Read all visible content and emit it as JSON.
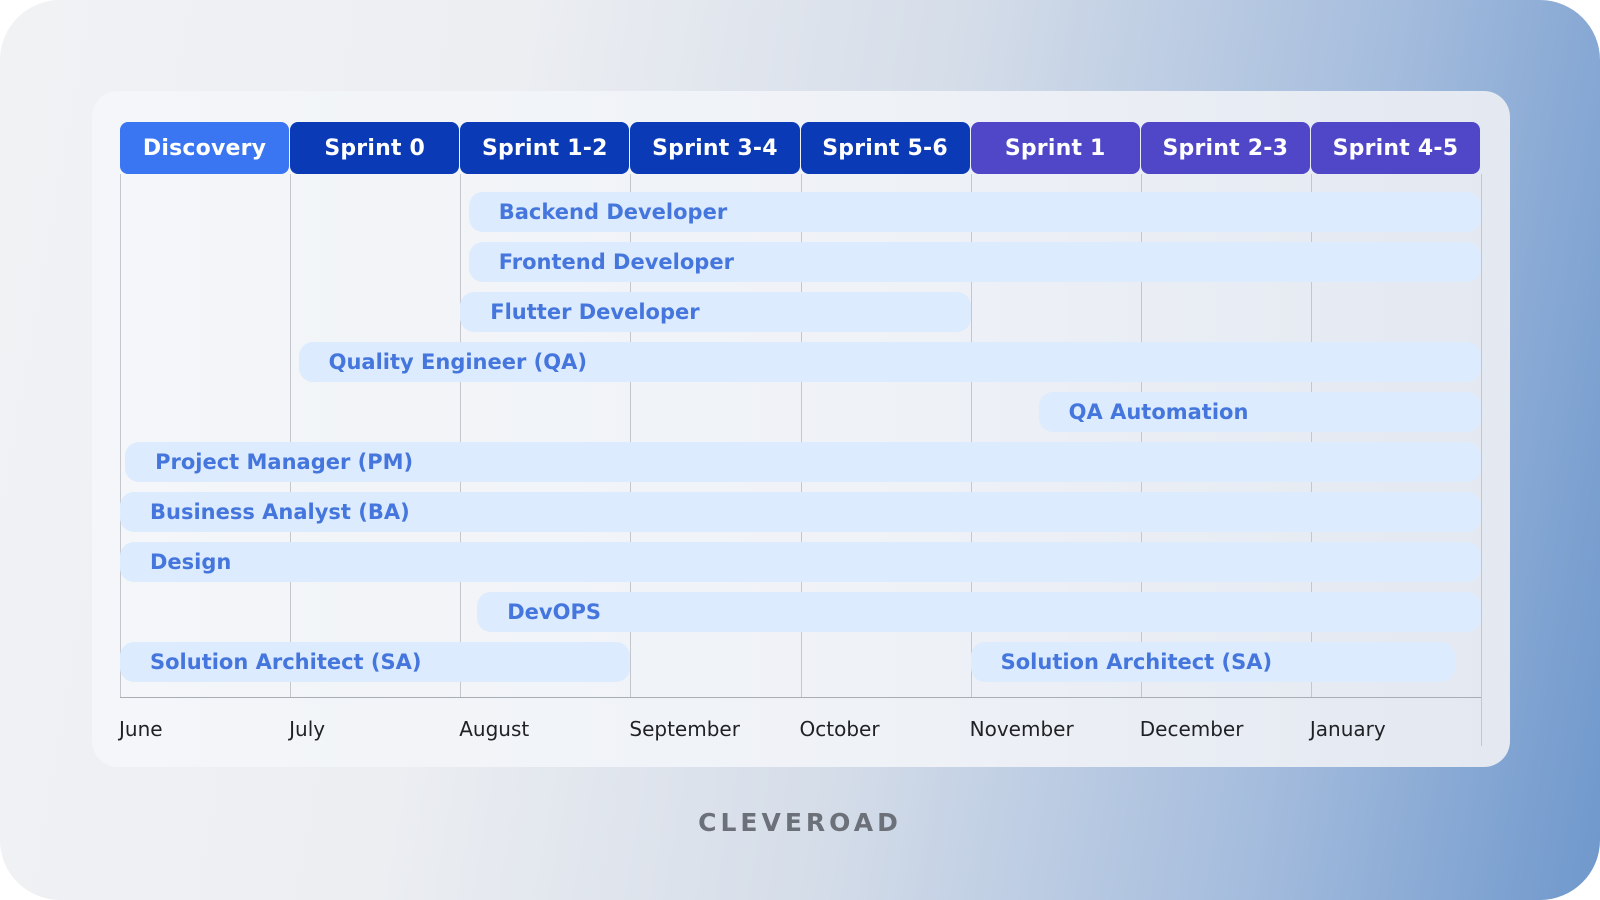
{
  "chart_data": {
    "type": "gantt",
    "title": "",
    "phases": [
      {
        "label": "Discovery",
        "color": "#3b76f2"
      },
      {
        "label": "Sprint 0",
        "color": "#0b3ab6"
      },
      {
        "label": "Sprint 1-2",
        "color": "#0b3ab6"
      },
      {
        "label": "Sprint 3-4",
        "color": "#0b3ab6"
      },
      {
        "label": "Sprint 5-6",
        "color": "#0b3ab6"
      },
      {
        "label": "Sprint 1",
        "color": "#4f46c8"
      },
      {
        "label": "Sprint 2-3",
        "color": "#4f46c8"
      },
      {
        "label": "Sprint 4-5",
        "color": "#4f46c8"
      }
    ],
    "months": [
      "June",
      "July",
      "August",
      "September",
      "October",
      "November",
      "December",
      "January"
    ],
    "x_range": [
      0,
      8
    ],
    "x_unit": "months from start of June",
    "tasks": [
      {
        "label": "Backend Developer",
        "start": 2.05,
        "end": 8.0
      },
      {
        "label": "Frontend Developer",
        "start": 2.05,
        "end": 8.0
      },
      {
        "label": "Flutter Developer",
        "start": 2.0,
        "end": 5.0
      },
      {
        "label": "Quality Engineer (QA)",
        "start": 1.05,
        "end": 8.0
      },
      {
        "label": "QA Automation",
        "start": 5.4,
        "end": 8.0
      },
      {
        "label": "Project Manager (PM)",
        "start": 0.03,
        "end": 8.0
      },
      {
        "label": "Business Analyst (BA)",
        "start": 0.0,
        "end": 8.0
      },
      {
        "label": "Design",
        "start": 0.0,
        "end": 8.0
      },
      {
        "label": "DevOPS",
        "start": 2.1,
        "end": 8.0
      },
      {
        "label": "Solution Architect (SA)",
        "start": 0.0,
        "end": 3.0
      },
      {
        "label": "Solution Architect (SA)",
        "start": 5.0,
        "end": 7.85
      }
    ],
    "grid": true
  },
  "brand": "CLEVEROAD"
}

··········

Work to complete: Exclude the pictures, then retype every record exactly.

Expected output:
Read all visible content and emit it as JSON.
{
  "chart_data": {
    "type": "gantt",
    "title": "",
    "phases": [
      {
        "label": "Discovery",
        "color": "#3b76f2"
      },
      {
        "label": "Sprint 0",
        "color": "#0b3ab6"
      },
      {
        "label": "Sprint 1-2",
        "color": "#0b3ab6"
      },
      {
        "label": "Sprint 3-4",
        "color": "#0b3ab6"
      },
      {
        "label": "Sprint 5-6",
        "color": "#0b3ab6"
      },
      {
        "label": "Sprint 1",
        "color": "#4f46c8"
      },
      {
        "label": "Sprint 2-3",
        "color": "#4f46c8"
      },
      {
        "label": "Sprint 4-5",
        "color": "#4f46c8"
      }
    ],
    "months": [
      "June",
      "July",
      "August",
      "September",
      "October",
      "November",
      "December",
      "January"
    ],
    "x_range": [
      0,
      8
    ],
    "x_unit": "months from start of June",
    "tasks": [
      {
        "label": "Backend Developer",
        "start": 2.05,
        "end": 8.0
      },
      {
        "label": "Frontend Developer",
        "start": 2.05,
        "end": 8.0
      },
      {
        "label": "Flutter Developer",
        "start": 2.0,
        "end": 5.0
      },
      {
        "label": "Quality Engineer (QA)",
        "start": 1.05,
        "end": 8.0
      },
      {
        "label": "QA Automation",
        "start": 5.4,
        "end": 8.0
      },
      {
        "label": "Project Manager (PM)",
        "start": 0.03,
        "end": 8.0
      },
      {
        "label": "Business Analyst (BA)",
        "start": 0.0,
        "end": 8.0
      },
      {
        "label": "Design",
        "start": 0.0,
        "end": 8.0
      },
      {
        "label": "DevOPS",
        "start": 2.1,
        "end": 8.0
      },
      {
        "label": "Solution Architect (SA)",
        "start": 0.0,
        "end": 3.0
      },
      {
        "label": "Solution Architect (SA)",
        "start": 5.0,
        "end": 7.85
      }
    ],
    "grid": true
  },
  "brand": "CLEVEROAD"
}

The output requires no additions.